**DESCRIPTION OF THE TASK:** What lines in the data hold the string "this"? Show them.

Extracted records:

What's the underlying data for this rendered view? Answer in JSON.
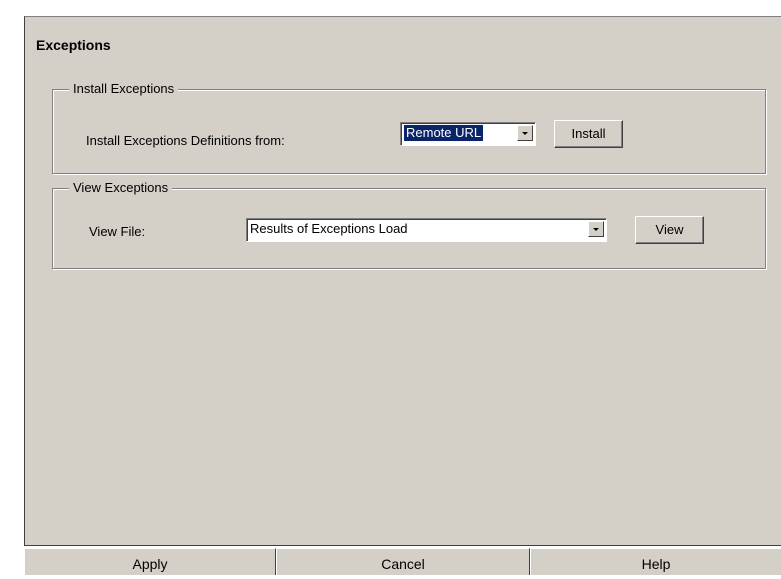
{
  "page": {
    "title": "Exceptions"
  },
  "install_group": {
    "legend": "Install Exceptions",
    "label": "Install Exceptions Definitions from:",
    "source_value": "Remote URL",
    "install_button": "Install"
  },
  "view_group": {
    "legend": "View Exceptions",
    "label": "View File:",
    "file_value": "Results of Exceptions Load",
    "view_button": "View"
  },
  "footer": {
    "apply": "Apply",
    "cancel": "Cancel",
    "help": "Help"
  },
  "colors": {
    "panel_bg": "#d4d0c8",
    "selection_bg": "#0a246a"
  }
}
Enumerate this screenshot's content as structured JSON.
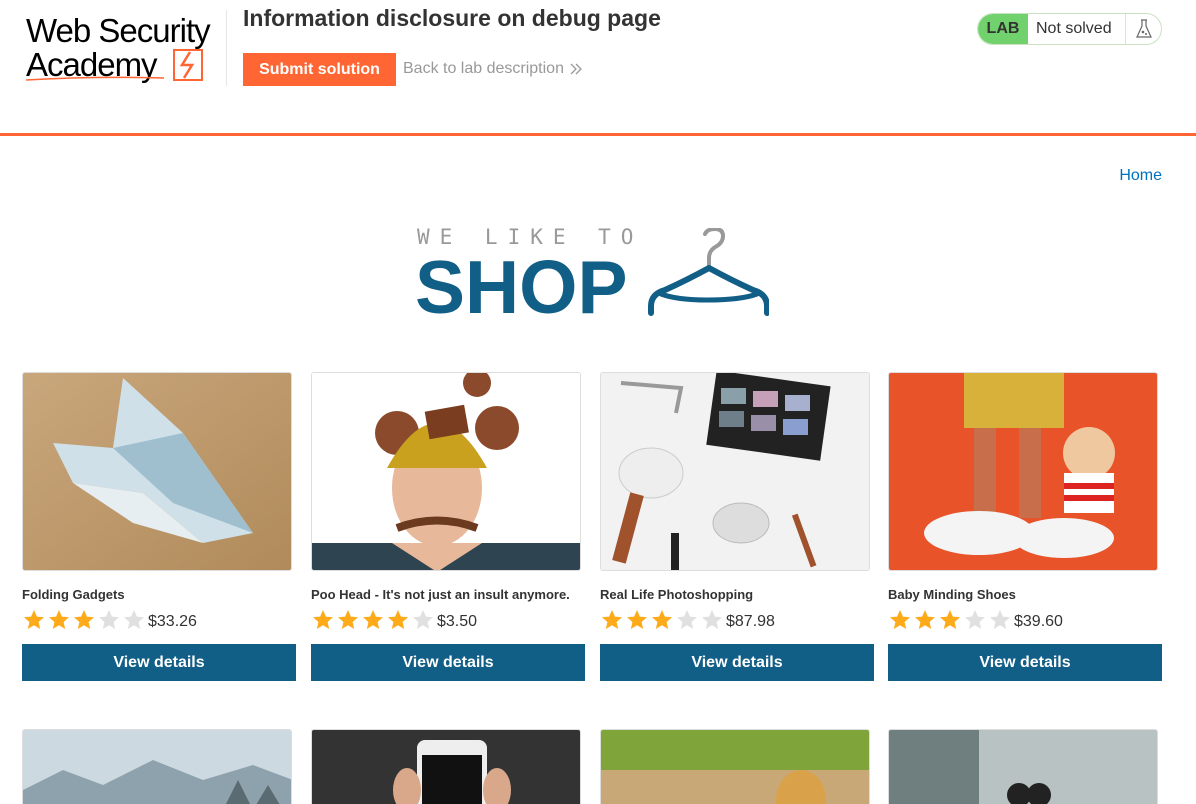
{
  "header": {
    "logo_text_line1": "Web Security",
    "logo_text_line2": "Academy",
    "lab_title": "Information disclosure on debug page",
    "submit_label": "Submit solution",
    "back_label": "Back to lab description",
    "lab_badge": "LAB",
    "lab_status": "Not solved"
  },
  "nav": {
    "home_label": "Home"
  },
  "banner": {
    "small_text": "WE LIKE TO",
    "big_text": "SHOP"
  },
  "products": [
    {
      "name": "Folding Gadgets",
      "rating": 3,
      "price": "$33.26",
      "button": "View details"
    },
    {
      "name": "Poo Head - It's not just an insult anymore.",
      "rating": 4,
      "price": "$3.50",
      "button": "View details"
    },
    {
      "name": "Real Life Photoshopping",
      "rating": 3,
      "price": "$87.98",
      "button": "View details"
    },
    {
      "name": "Baby Minding Shoes",
      "rating": 3,
      "price": "$39.60",
      "button": "View details"
    }
  ],
  "colors": {
    "accent": "#ff6633",
    "primary": "#115e86",
    "star_on": "#fdab1a",
    "star_off": "#e0e0e0",
    "lab_green": "#70d16d"
  }
}
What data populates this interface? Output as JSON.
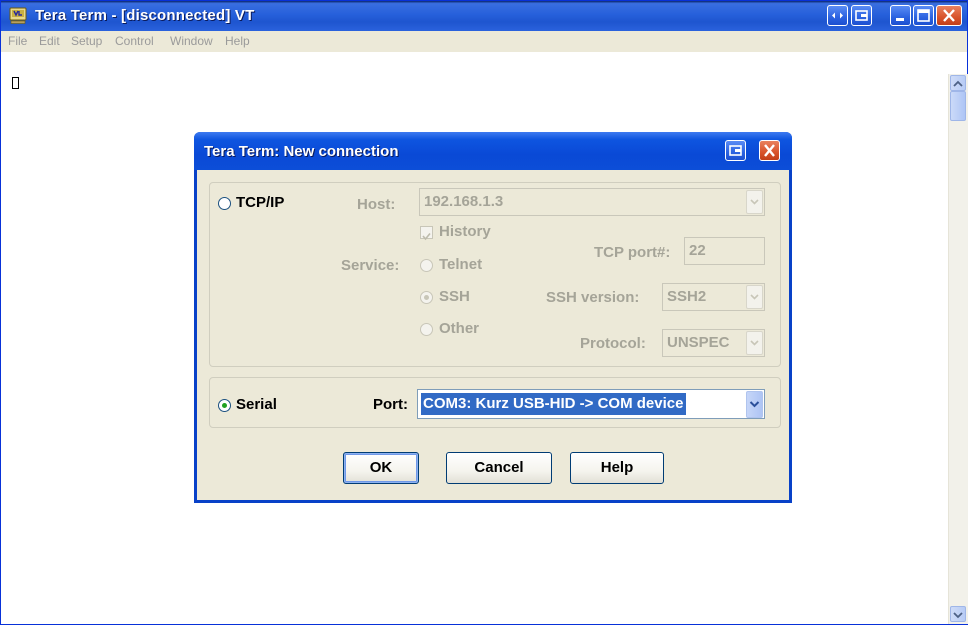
{
  "window": {
    "title": "Tera Term - [disconnected] VT",
    "menu": [
      "File",
      "Edit",
      "Setup",
      "Control",
      "Window",
      "Help"
    ]
  },
  "dialog": {
    "title": "Tera Term: New connection",
    "tcpip": {
      "radio_label": "TCP/IP",
      "host_label": "Host:",
      "host_value": "192.168.1.3",
      "history_label": "History",
      "service_label": "Service:",
      "services": [
        "Telnet",
        "SSH",
        "Other"
      ],
      "selected_service": "SSH",
      "tcp_port_label": "TCP port#:",
      "tcp_port_value": "22",
      "ssh_version_label": "SSH version:",
      "ssh_version_value": "SSH2",
      "protocol_label": "Protocol:",
      "protocol_value": "UNSPEC"
    },
    "serial": {
      "radio_label": "Serial",
      "port_label": "Port:",
      "port_value": "COM3: Kurz USB-HID -> COM device"
    },
    "buttons": {
      "ok": "OK",
      "cancel": "Cancel",
      "help": "Help"
    }
  },
  "icons": {
    "app": "tera-term-icon",
    "close": "close-icon",
    "minimize": "minimize-icon",
    "maximize": "maximize-icon",
    "restore": "restore-icon"
  },
  "colors": {
    "titlebar": "#2660db",
    "dialog_body": "#ece9d8",
    "selection": "#316ac5",
    "disabled_text": "#a5a498"
  }
}
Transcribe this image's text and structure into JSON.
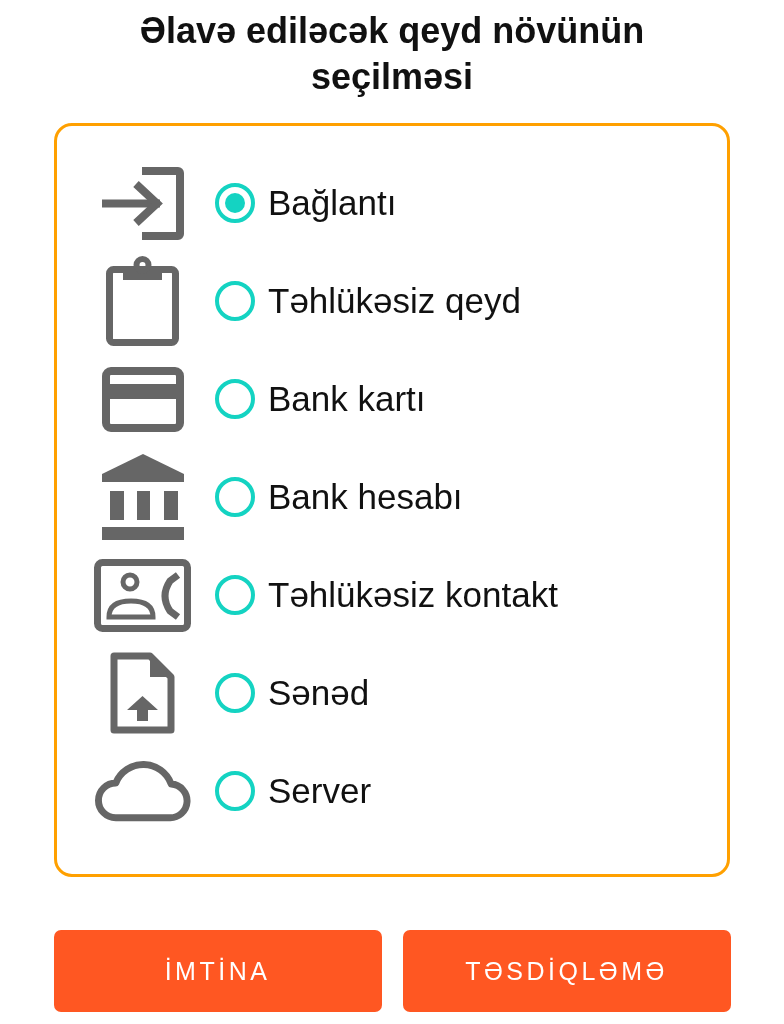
{
  "title": "Əlavə ediləcək qeyd növünün seçilməsi",
  "options": [
    {
      "kind": "login",
      "label": "Bağlantı",
      "selected": true
    },
    {
      "kind": "clipboard",
      "label": "Təhlükəsiz qeyd",
      "selected": false
    },
    {
      "kind": "card",
      "label": "Bank kartı",
      "selected": false
    },
    {
      "kind": "bank",
      "label": "Bank hesabı",
      "selected": false
    },
    {
      "kind": "contact",
      "label": "Təhlükəsiz kontakt",
      "selected": false
    },
    {
      "kind": "file",
      "label": "Sənəd",
      "selected": false
    },
    {
      "kind": "cloud",
      "label": "Server",
      "selected": false
    }
  ],
  "buttons": [
    "İMTİNA",
    "TƏSDİQLƏMƏ"
  ]
}
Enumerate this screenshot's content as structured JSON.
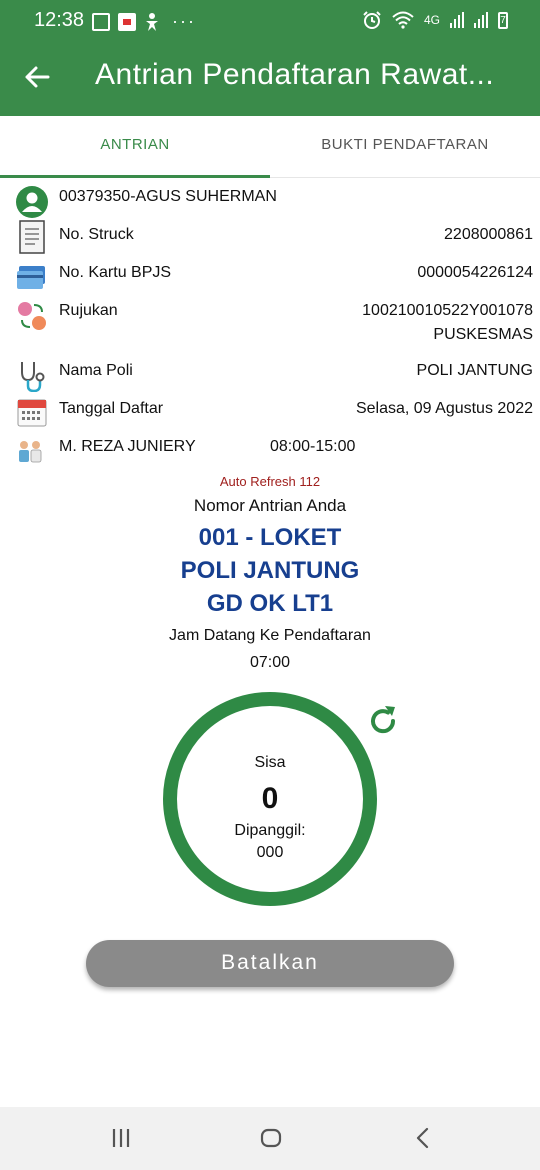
{
  "status_bar": {
    "time": "12:38",
    "network": "4G",
    "battery": "7"
  },
  "app_bar": {
    "title": "Antrian Pendaftaran Rawat..."
  },
  "tabs": [
    {
      "label": "ANTRIAN",
      "active": true
    },
    {
      "label": "BUKTI PENDAFTARAN",
      "active": false
    }
  ],
  "patient": {
    "id_name": "00379350-AGUS SUHERMAN"
  },
  "details": {
    "struck": {
      "label": "No. Struck",
      "value": "2208000861"
    },
    "bpjs": {
      "label": "No. Kartu BPJS",
      "value": "0000054226124"
    },
    "rujukan": {
      "label": "Rujukan",
      "value": "100210010522Y001078",
      "value2": "PUSKESMAS"
    },
    "poli": {
      "label": "Nama Poli",
      "value": "POLI JANTUNG"
    },
    "tanggal": {
      "label": "Tanggal Daftar",
      "value": "Selasa, 09 Agustus 2022"
    },
    "dokter": {
      "name": "M. REZA JUNIERY",
      "hours": "08:00-15:00"
    }
  },
  "queue": {
    "auto_refresh": "Auto Refresh 112",
    "title": "Nomor Antrian Anda",
    "line1": "001 - LOKET",
    "line2": "POLI JANTUNG",
    "line3": "GD OK LT1",
    "jam_label": "Jam Datang Ke Pendaftaran",
    "jam_value": "07:00",
    "sisa_label": "Sisa",
    "sisa_value": "0",
    "dipanggil_label": "Dipanggil:",
    "dipanggil_value": "000"
  },
  "actions": {
    "cancel_label": "Batalkan"
  },
  "colors": {
    "primary": "#3a8b4a",
    "queue_text": "#173f8f",
    "refresh_text": "#a0201e",
    "cancel_bg": "#8a8a8a"
  },
  "icons": {
    "back": "arrow-left-icon",
    "patient": "user-icon",
    "struck": "receipt-icon",
    "bpjs": "card-icon",
    "rujukan": "referral-icon",
    "poli": "stethoscope-icon",
    "tanggal": "calendar-icon",
    "dokter": "doctors-icon",
    "refresh": "refresh-icon"
  }
}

**PROBLEM SOLUTION:**
What's the underlying data for this rendered view? Answer in JSON.
Enumerate this screenshot's content as structured JSON.
What data populates this interface? Output as JSON.
Transcribe this image's text and structure into JSON.
Enumerate this screenshot's content as structured JSON.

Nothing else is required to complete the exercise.